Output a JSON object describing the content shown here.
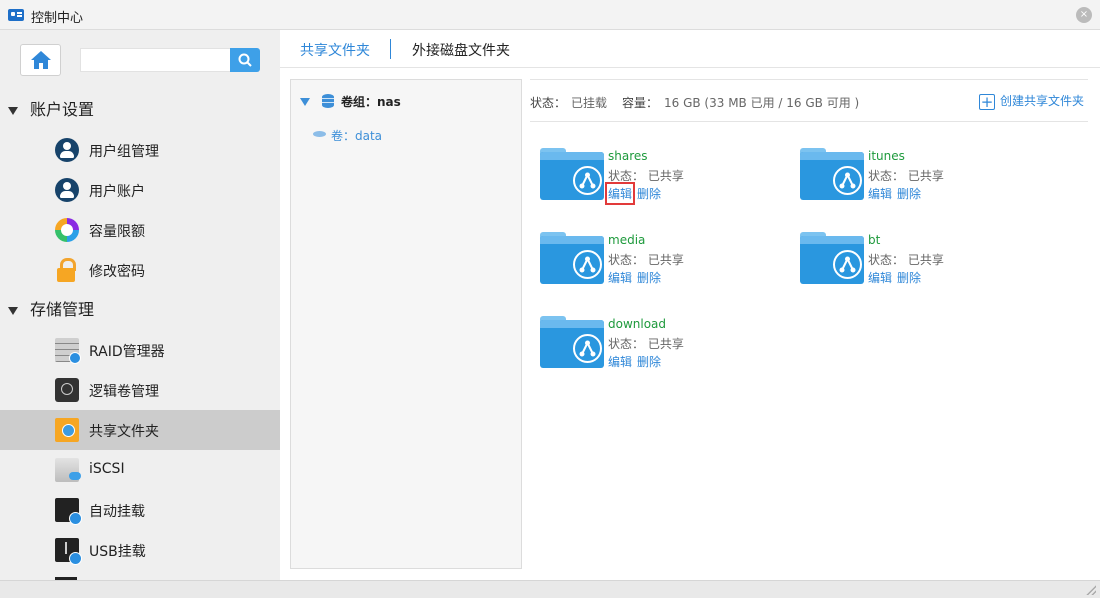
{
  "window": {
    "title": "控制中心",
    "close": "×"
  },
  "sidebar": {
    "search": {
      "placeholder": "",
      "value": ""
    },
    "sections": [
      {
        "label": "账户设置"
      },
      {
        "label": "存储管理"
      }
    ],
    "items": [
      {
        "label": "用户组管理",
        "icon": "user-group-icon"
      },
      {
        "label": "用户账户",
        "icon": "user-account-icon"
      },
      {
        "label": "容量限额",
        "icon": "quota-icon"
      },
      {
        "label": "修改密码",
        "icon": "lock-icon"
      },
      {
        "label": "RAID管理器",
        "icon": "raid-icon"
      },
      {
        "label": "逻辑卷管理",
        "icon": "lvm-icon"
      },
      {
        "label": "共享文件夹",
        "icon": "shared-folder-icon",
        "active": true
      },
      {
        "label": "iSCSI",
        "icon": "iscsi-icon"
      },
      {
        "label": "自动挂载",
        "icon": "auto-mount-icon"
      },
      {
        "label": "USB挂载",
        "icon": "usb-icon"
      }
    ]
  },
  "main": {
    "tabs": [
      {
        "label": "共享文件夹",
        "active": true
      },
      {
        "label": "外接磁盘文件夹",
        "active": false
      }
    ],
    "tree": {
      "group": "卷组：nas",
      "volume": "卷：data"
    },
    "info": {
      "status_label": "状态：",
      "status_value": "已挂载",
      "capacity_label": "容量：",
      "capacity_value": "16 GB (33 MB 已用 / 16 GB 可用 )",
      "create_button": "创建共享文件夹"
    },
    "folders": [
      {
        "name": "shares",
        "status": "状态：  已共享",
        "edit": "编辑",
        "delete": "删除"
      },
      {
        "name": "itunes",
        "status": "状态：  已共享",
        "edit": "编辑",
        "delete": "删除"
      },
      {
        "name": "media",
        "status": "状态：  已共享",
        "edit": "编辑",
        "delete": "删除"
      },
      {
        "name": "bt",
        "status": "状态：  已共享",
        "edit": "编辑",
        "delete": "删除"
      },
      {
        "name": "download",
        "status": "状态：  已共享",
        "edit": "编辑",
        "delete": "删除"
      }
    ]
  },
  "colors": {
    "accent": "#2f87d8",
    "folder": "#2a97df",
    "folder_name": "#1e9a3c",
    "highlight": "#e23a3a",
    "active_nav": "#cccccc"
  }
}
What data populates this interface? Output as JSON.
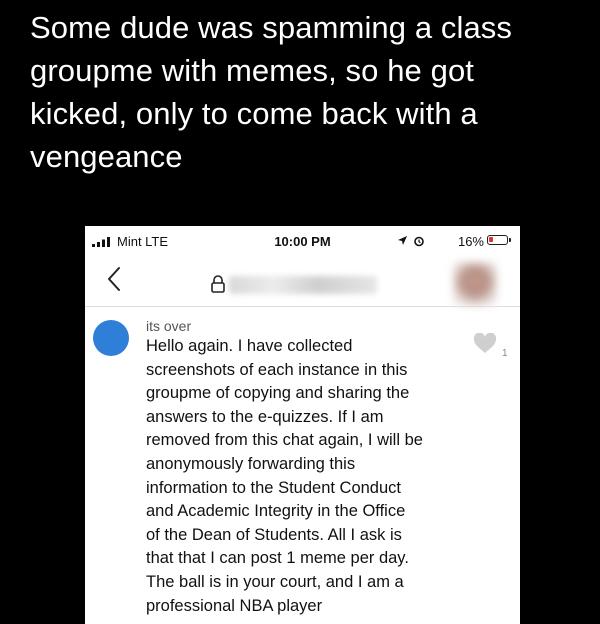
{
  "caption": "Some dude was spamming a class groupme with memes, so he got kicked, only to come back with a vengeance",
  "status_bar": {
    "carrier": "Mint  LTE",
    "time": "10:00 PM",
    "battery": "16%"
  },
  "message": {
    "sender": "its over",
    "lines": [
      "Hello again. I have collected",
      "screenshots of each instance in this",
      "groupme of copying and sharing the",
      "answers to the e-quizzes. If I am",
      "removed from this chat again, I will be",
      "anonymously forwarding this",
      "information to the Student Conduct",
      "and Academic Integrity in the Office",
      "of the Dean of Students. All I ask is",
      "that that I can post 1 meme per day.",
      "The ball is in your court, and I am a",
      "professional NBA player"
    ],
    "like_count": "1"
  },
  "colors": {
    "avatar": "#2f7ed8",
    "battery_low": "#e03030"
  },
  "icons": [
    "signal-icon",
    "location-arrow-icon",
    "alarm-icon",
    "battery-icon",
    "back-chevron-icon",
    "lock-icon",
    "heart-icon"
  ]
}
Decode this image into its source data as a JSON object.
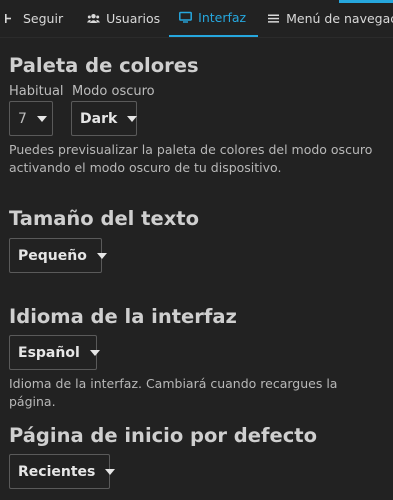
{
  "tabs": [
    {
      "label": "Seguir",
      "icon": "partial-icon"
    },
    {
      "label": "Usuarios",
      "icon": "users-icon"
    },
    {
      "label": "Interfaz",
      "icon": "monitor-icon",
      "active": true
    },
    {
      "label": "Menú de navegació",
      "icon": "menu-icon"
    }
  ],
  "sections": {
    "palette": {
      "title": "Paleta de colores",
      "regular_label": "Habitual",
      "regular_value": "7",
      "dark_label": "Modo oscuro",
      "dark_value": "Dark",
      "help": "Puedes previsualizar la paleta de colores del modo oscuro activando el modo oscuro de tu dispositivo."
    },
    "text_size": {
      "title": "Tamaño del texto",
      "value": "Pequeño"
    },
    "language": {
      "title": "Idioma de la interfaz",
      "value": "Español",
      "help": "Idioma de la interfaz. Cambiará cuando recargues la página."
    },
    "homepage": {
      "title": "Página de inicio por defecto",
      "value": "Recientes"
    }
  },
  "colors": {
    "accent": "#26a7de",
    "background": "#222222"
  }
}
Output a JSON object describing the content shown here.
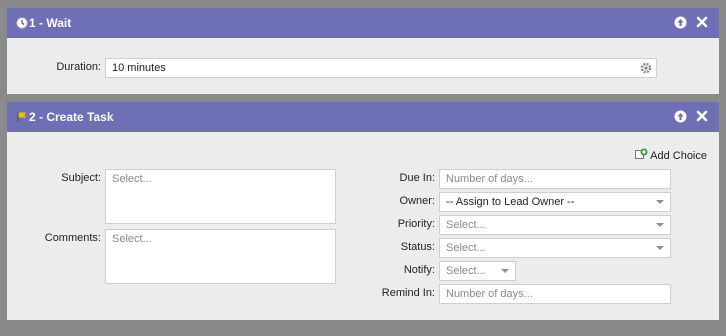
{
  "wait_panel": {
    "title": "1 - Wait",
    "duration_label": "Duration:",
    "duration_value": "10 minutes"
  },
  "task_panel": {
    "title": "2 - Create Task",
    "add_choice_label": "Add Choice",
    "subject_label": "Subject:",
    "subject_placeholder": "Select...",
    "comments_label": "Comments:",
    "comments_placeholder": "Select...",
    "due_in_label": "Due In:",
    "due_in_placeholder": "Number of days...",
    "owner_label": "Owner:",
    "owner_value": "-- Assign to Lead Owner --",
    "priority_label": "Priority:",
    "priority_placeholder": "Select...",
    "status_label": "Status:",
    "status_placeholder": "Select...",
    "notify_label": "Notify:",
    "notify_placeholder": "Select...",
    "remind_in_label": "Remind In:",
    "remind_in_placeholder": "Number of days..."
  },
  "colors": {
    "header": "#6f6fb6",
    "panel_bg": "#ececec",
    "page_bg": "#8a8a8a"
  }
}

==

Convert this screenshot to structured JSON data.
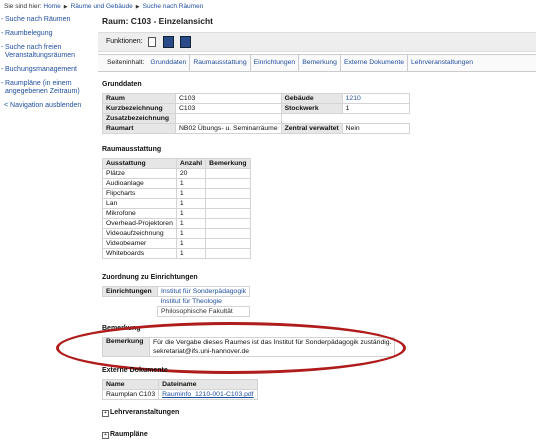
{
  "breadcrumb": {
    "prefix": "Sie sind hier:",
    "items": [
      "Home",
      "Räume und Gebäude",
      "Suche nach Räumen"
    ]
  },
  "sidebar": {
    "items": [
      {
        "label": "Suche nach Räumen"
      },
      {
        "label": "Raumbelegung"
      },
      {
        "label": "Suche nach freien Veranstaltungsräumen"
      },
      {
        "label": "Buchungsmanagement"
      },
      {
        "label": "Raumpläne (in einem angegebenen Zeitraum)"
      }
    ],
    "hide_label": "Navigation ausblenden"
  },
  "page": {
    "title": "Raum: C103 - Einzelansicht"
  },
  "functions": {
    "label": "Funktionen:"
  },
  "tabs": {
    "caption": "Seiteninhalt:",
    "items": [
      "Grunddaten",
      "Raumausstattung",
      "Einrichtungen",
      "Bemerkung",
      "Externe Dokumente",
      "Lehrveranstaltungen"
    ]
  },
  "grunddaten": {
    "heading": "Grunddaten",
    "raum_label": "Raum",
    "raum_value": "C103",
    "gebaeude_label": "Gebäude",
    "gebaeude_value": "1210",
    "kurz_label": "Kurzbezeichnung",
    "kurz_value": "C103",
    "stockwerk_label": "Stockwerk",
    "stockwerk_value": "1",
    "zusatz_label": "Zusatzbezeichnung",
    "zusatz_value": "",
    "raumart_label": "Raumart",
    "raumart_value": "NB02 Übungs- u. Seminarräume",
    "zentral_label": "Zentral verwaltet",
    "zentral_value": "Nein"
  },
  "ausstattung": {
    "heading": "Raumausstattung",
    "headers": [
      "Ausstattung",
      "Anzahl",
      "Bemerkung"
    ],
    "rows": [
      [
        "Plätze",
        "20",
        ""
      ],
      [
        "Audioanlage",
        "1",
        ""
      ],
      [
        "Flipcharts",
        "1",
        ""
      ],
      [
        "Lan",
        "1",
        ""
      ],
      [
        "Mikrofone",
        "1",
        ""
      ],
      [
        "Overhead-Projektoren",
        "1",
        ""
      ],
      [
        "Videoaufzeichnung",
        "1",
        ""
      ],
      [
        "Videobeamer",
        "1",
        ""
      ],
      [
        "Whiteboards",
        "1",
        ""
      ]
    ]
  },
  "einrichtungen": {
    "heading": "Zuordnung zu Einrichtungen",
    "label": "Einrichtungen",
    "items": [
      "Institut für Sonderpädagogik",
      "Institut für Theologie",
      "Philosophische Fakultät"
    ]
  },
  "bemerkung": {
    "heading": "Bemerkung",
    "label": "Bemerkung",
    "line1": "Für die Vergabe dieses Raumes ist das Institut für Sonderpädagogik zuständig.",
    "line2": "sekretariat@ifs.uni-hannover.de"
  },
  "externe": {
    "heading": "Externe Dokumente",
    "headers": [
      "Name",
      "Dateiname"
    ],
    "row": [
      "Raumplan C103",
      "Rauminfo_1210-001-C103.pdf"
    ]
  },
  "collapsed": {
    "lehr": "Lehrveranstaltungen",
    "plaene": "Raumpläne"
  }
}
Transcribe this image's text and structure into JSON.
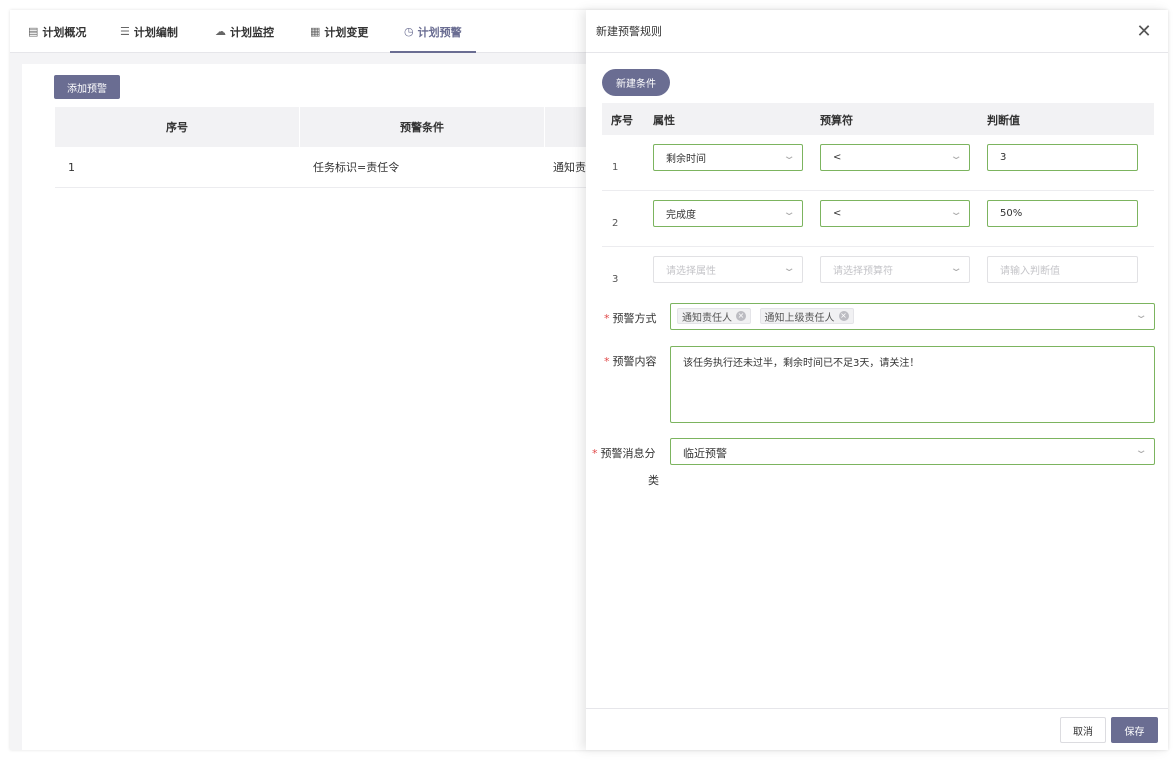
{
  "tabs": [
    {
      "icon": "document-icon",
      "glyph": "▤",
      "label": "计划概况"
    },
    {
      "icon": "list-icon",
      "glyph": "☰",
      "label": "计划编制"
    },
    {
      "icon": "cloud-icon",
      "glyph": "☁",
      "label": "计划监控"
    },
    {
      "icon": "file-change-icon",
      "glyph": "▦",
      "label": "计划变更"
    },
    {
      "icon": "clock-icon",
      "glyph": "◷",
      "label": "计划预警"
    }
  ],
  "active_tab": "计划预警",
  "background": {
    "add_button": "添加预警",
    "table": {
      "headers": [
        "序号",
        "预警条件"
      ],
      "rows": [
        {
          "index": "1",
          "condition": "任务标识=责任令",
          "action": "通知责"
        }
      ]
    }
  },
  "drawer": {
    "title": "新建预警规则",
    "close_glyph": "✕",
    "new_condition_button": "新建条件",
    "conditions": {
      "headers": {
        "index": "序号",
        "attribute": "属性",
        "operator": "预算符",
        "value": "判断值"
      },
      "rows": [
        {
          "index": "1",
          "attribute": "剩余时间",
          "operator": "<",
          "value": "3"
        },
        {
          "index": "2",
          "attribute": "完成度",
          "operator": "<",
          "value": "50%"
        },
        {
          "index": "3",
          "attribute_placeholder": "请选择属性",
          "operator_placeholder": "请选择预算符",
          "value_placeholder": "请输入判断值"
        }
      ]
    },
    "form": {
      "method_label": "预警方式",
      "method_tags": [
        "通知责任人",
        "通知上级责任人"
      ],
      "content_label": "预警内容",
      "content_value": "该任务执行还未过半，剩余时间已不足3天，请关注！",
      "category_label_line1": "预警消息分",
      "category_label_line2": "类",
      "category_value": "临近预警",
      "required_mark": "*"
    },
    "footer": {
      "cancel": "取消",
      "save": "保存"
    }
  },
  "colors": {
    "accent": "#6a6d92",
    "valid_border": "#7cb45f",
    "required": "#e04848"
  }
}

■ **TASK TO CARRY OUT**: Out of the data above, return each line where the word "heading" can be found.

■ **RESPONSE FOR THIS EXERCISE**:
    "heading": "Grunddaten",
    "heading": "Raumausstattung",
    "heading": "Zuordnung zu Einrichtungen",
    "heading": "Bemerkung",
    "heading": "Externe Dokumente",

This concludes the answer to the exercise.